The Precautionary Principle
What is the precautionary principle? It's not new and has been stated and restated in slightly different ways but the Wiki summary of it will suffice for this discussion.
"The precautionary principle or precautionary approach states if an action or policy has a suspected risk of causing harm to the public or to the environment, in the absence of scientific consensus that the action or policy is harmful, the burden of proof that it is not harmful falls on those taking the action.
"This principle allows policy makers to make discretionary decisions in situations where there is the possibility of harm from taking a particular course or making a certain decision when extensive scientific knowledge on the matter is lacking. The principle implies that there is a social responsibility to protect the public from exposure to harm, when scientific investigation has found a plausible risk. These protections can be relaxed only if further scientific findings emerge that provide sound evidence that no harm will result."
It's easy to see why this is a principle not at all to Steve Harper's liking.
The Europeans are wrestling at the moment with the failure of their governments to adhere to the precautionary principle. That failure is the subject of a scathing report by the European Environment Agency.
Europe has failed to learn the lessons from many environmental and health disasters like Chernobyl, leaded petrol and DDT insecticides, and is now ignoring warnings about bee deaths, GM food and nanotechnology, according to an 800-page report by the European Environment Agency.
Thousands of lives could have been saved and extensive damage to ecosystems avoided if the "precautionary principle" had been applied on the basis of early warnings, say the authors of the 2013 Late Lessons from Early warnings report published on Wednesday.
They accuse industry of working to corrupt or undermine regulation by spinning and manipulating research and applying pressure on governments for financial benefit. "[It has] deliberately recruited reputable scientists, media experts and politicians to call on if their products were linked to possible hazards.
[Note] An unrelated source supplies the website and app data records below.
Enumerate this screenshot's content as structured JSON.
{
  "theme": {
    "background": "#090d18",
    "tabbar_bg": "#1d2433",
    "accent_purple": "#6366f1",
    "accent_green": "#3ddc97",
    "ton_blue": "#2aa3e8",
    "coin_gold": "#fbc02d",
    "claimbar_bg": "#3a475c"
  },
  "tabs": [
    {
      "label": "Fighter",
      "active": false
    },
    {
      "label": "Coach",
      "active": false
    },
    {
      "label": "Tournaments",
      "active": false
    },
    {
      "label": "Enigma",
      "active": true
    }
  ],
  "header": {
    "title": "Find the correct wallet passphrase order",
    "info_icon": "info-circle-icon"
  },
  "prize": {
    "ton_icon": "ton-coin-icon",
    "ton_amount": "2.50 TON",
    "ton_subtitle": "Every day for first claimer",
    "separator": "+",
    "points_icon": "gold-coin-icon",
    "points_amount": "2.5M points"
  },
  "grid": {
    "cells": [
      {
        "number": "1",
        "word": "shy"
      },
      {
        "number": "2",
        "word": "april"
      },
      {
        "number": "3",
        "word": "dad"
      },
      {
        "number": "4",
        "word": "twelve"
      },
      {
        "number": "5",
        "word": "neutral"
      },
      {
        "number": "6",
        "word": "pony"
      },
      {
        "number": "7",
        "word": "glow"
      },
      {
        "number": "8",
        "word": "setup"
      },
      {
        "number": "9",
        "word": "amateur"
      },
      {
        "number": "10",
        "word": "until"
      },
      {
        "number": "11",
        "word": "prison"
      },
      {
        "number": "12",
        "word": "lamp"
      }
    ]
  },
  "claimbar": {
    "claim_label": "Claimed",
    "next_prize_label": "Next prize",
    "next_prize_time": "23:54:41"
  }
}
Manufacturing doubt, disregarding scientific evidence of risks and claiming over-regulation appear to be a deliberate strategy for some industry groups and think tanks to undermine precautionary decision-making."
The peer-reviewed study, which is aimed to improve understanding of scientific information, looks at 18 areas including radiation from mobile phones, birth control pills in the aquatic environment, and invasive species. It found that governments often introduced laws much too late to prevent deaths and massive financial costs, but were highly likely to ignore scientific warnings and resist any regulation. The authors found more than 80 cases where no regulation was introduced when it later turned out that the risk from a technology or chemical was real, or still unproven.
Does any of that sound familiar? That's the very foundation of the Northern Gateway pipeline/supertanker scam - manufacturing doubt, disregarding scientific evidence of risks and bemoaning supposed over-regulation. It's the stock in trade of the fossil fuelers and their minions who govern this corrupted petro-state.
If you applied the precautionary principle to the Northern Gateway pipeline, there would be no pipeline. There's far more than "a suspected risk of causing harm to the public or the environment" and there's a clear scientific consensus on that score. The very same could be said for the emissions and pollution troubles spawned by the bitumen industry itself. They put the public and the environment at grave risk, a reality our political classes of all stripes choose to simply ignore.